In this interesting work, first published in Spanish in 1964, the author shows that he knows what is useful by outlining a program of research (p. 10) that aims to present numerous objective data concerning costs and productivity in the Cuban sugar industry from 1760 to 1895, and to “reconstruct” production and other statistics for the entire Cuban industry, as well as sugar prices in major markets for two centuries. He will do properly this and more, by studying many accounts of mills and other documents, by applying his knowledge of raspadura manufacture in modern Cuba to an analysis of eighteenth-century techniques, and by drawing on the memories of old-timers, including his own father, for many years mill administrator and technician. Newly available sources will be tapped: “As a result of the revolutionary process, many private bibliographical collections of rare value [are now] at the disposal of investigators,” including many accounts of mills. We are offered a panorama of exemplary scope, illuminated by sources of outstanding value; the program is wholly laudable, not least because its data should provide a firm basis for comparison with mills in other places.
Unfortunately, that program does not describe this book. Examination of its 418 footnotes reveals quite different tendencies: there are 348 citations of printed works by 140 authors (and 23 others, such as newspapers), but only 187 citations of 132 documents, and these overwhelmingly from the papers of the Real Consulado, which yields 144 citations of 95 documents. These are mostly informes and discussions of projects and general trends, and doubtless very informative; but in light of Moreno’s vigorous effort to discredit the Consulado and its members by “exposing” their bourgeois biases, as well as those of many of the authors of the printed works cited, one wonders about the suitability of most of his sources for all of his purposes. Only five manuscripts (footnotes 101, 248, 252, 323, 366) are cited of the kind that might fulfill the aims of the preface, but no important conclusions are drawn from them.

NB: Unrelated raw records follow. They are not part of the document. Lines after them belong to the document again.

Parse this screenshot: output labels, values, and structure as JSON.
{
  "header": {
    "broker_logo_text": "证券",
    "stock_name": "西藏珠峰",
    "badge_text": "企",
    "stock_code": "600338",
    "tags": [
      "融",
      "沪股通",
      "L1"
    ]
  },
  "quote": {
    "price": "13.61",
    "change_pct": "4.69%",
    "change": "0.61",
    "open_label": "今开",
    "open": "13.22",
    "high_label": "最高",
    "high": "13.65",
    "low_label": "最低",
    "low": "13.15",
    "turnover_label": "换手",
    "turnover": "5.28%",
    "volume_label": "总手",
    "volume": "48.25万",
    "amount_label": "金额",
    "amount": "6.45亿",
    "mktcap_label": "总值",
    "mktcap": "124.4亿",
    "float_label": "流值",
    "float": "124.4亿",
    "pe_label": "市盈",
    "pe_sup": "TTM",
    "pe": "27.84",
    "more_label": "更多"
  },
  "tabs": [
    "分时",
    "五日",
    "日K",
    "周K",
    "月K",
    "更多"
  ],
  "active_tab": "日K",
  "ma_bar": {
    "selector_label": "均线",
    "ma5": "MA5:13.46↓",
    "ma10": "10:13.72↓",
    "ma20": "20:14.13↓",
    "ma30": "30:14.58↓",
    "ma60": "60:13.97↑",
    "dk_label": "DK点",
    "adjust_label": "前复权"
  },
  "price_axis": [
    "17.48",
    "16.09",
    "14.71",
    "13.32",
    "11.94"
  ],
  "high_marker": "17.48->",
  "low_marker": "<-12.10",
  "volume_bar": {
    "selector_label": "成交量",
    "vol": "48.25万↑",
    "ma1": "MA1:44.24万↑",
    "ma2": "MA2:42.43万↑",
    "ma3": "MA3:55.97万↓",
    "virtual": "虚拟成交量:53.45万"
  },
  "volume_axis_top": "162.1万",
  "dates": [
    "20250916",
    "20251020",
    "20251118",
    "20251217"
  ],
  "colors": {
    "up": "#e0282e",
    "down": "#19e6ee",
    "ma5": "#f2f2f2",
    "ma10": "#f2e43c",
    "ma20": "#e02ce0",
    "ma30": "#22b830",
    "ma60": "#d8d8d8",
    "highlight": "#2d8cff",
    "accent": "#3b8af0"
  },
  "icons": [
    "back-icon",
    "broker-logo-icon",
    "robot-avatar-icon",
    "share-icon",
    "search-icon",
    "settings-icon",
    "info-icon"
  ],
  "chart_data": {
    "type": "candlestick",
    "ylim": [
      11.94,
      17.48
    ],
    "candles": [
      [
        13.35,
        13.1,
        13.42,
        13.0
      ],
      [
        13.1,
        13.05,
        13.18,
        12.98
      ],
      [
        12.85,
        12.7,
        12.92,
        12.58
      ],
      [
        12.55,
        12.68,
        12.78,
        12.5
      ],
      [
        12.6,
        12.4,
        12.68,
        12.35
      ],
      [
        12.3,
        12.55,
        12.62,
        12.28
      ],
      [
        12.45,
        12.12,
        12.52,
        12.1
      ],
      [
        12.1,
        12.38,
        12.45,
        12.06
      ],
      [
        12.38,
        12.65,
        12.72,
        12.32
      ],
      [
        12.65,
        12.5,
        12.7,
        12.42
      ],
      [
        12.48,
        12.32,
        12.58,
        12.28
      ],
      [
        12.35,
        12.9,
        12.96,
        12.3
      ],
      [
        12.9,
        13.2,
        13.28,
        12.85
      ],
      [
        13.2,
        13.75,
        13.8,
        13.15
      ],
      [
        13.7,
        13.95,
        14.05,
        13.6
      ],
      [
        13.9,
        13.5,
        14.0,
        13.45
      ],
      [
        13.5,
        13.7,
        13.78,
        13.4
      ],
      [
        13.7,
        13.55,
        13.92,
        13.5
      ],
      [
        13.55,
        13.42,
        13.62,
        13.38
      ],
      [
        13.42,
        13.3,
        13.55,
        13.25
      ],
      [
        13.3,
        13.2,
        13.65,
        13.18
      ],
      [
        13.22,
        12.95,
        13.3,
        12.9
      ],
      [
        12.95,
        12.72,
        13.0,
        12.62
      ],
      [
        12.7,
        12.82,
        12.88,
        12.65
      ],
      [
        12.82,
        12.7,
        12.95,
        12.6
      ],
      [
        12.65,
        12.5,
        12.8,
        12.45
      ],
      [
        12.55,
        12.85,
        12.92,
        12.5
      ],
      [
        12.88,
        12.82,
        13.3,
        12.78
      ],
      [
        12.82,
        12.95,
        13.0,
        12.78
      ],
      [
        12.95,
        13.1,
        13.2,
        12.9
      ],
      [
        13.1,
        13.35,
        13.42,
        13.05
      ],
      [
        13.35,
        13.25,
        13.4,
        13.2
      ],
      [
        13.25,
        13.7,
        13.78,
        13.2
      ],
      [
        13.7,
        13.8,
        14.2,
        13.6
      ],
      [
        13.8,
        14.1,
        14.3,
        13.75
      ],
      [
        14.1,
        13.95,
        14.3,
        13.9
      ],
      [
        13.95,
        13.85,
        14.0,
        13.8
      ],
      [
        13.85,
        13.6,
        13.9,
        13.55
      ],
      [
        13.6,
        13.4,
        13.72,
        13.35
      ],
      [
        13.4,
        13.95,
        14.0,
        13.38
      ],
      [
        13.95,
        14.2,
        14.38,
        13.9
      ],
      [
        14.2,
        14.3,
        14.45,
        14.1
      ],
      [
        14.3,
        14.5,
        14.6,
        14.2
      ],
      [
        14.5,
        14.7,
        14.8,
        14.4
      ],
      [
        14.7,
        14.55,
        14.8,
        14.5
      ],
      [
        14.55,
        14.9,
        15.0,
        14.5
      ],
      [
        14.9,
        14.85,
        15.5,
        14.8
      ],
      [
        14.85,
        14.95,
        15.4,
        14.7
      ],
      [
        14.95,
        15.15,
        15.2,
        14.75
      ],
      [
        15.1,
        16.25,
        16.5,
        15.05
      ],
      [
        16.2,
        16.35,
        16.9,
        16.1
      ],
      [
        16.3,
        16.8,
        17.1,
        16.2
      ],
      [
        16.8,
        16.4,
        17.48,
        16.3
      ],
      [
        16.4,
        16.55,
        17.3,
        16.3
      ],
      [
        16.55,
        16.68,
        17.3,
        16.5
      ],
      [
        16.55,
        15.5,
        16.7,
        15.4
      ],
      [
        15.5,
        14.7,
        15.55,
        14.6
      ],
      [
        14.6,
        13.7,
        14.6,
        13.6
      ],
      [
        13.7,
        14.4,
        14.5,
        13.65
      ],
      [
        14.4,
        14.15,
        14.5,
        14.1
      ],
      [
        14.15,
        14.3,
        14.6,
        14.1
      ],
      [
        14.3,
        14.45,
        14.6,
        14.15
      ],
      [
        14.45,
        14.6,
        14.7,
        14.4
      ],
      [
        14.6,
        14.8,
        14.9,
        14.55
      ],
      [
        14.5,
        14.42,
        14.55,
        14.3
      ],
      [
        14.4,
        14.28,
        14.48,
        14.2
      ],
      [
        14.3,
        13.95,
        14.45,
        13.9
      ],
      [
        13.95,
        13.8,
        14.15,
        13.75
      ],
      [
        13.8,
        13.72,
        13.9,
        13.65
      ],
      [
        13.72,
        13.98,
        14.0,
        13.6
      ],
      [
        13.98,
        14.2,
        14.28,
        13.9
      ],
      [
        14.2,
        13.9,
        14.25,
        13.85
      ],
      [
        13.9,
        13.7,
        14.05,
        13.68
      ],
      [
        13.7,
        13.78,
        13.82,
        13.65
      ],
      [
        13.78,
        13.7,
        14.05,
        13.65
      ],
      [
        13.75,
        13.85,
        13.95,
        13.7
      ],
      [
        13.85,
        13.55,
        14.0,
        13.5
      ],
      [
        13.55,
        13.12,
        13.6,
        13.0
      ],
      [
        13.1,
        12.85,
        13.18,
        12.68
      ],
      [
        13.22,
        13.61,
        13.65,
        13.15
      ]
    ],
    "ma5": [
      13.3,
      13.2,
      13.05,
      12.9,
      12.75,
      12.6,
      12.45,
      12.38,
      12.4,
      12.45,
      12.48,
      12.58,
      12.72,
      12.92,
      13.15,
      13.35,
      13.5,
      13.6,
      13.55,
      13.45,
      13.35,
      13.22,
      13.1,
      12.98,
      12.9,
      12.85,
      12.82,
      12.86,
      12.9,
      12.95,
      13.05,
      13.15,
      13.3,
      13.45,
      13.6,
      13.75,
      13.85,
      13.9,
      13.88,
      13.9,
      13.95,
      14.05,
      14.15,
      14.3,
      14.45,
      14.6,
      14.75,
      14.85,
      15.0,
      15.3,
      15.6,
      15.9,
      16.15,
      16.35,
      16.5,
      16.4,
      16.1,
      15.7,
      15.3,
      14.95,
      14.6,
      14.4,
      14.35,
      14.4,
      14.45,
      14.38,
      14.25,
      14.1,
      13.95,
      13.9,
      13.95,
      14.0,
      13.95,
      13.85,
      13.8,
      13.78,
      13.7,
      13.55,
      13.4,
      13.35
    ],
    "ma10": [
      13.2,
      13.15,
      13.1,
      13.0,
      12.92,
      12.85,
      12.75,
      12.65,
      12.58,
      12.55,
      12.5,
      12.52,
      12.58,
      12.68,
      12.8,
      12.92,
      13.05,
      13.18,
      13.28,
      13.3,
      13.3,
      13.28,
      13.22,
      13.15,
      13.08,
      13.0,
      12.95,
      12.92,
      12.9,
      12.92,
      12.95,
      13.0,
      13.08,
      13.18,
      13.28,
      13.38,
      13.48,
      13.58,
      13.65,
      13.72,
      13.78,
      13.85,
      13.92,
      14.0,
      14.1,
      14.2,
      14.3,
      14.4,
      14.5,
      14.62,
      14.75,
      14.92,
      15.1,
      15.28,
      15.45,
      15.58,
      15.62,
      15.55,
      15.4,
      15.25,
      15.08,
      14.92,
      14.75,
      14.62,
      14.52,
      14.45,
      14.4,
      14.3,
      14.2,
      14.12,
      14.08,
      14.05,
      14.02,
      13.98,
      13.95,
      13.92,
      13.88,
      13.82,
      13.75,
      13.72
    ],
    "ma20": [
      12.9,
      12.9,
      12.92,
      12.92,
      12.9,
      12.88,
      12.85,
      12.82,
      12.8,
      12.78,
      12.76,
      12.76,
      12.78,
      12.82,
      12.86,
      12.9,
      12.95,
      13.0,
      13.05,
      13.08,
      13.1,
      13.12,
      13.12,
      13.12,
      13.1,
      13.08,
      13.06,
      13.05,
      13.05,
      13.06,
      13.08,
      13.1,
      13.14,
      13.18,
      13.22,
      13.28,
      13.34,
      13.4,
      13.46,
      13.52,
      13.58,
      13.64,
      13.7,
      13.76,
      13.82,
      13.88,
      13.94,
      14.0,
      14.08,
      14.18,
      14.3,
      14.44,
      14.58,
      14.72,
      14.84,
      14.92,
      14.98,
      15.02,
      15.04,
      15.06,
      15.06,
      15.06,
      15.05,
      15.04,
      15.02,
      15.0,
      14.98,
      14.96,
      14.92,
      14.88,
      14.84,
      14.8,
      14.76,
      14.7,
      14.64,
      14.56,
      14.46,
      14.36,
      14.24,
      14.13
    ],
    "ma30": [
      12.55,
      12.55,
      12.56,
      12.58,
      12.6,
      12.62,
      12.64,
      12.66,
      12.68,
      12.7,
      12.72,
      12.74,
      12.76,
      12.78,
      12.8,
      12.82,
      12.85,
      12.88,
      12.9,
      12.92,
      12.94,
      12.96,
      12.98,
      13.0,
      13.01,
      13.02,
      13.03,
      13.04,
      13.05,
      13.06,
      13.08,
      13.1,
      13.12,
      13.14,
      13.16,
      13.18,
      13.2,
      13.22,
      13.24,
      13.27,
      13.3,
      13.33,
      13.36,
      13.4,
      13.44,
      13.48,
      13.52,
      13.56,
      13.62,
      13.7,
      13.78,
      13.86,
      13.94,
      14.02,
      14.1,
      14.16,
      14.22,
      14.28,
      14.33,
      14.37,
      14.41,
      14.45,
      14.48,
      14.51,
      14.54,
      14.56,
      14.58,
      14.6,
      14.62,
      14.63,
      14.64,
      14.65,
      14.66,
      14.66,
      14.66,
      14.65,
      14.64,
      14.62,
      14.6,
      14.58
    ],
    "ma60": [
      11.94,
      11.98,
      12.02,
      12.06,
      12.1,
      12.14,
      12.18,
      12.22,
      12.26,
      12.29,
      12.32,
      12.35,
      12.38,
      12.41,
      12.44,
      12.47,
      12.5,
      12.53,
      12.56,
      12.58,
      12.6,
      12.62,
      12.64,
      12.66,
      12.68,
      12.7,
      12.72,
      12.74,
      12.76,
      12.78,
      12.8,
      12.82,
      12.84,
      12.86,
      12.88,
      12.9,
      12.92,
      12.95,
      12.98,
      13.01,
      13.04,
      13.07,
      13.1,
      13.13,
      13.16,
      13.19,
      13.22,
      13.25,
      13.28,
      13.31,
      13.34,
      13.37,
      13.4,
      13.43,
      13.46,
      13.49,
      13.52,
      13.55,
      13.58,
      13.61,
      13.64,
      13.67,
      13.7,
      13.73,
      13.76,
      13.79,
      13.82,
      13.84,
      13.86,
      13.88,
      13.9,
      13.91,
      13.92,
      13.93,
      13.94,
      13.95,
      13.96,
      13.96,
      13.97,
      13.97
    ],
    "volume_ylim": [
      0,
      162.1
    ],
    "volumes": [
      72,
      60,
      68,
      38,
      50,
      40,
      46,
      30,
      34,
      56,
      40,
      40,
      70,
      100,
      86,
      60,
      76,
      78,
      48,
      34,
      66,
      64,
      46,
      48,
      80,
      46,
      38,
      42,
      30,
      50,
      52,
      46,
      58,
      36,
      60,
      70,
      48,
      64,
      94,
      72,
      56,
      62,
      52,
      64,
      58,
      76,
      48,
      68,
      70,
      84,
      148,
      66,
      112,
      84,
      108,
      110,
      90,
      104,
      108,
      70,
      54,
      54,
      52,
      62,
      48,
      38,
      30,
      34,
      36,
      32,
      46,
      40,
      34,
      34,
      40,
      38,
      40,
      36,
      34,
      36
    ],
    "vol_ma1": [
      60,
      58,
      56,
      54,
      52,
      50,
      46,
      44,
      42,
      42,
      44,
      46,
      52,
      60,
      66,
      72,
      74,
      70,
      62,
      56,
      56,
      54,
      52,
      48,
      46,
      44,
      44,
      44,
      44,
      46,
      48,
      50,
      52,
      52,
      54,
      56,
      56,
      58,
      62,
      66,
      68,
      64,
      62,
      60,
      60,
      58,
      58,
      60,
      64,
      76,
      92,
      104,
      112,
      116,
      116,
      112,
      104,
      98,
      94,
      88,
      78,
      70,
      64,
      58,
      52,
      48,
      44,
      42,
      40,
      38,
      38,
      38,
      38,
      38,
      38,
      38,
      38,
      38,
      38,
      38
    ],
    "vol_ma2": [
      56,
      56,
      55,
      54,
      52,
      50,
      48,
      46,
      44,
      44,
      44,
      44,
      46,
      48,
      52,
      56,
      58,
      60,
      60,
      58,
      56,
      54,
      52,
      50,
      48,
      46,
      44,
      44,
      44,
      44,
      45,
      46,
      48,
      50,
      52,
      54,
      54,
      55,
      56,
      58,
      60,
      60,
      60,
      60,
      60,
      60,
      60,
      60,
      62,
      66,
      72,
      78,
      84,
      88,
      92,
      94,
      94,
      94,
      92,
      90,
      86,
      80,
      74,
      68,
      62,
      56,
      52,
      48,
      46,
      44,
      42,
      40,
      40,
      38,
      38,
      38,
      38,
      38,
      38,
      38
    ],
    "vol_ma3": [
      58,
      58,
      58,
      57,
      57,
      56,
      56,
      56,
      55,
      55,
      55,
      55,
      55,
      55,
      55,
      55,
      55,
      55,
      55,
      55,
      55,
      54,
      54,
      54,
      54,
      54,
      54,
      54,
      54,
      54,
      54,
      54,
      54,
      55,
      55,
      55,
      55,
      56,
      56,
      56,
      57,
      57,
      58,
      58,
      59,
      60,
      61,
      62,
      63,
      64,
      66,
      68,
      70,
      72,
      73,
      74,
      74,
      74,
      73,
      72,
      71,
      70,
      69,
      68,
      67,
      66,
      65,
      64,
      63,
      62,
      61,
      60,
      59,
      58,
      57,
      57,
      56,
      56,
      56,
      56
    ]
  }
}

We have a work of three unconnected parts: (1) the first three chapters describe the rise of the industry in ad hoc fashion (flat, land, soil, ports, etc.), without unifying theory; (2) the fourth chapter is a long (one-third of the text) digression about nineteenth-century technology, with many good illustrations and much fascinating detail; (3) the last chapter describes conditions of agricultural labor in nineteenth-century Cuba, as appalling and wretched there as anywhere, but says little useful about its costs or productivity, much less anything persuasive about the causes of such conditions. The bibliographic citations are incomplete, there is no bibliography, no list of documents consulted, no map (indispensable for chapter 3), and neither conclusion nor closure. Many important questions are left unasked, others unanswered, perhaps because rational examination of them is foreclosed by Marxist doctrine, so pitiably inadequate to analysis of past or present; and, yet, when all of this is said, the book remains worth reading because so much of it derives from its author’s optimistic eclecticism.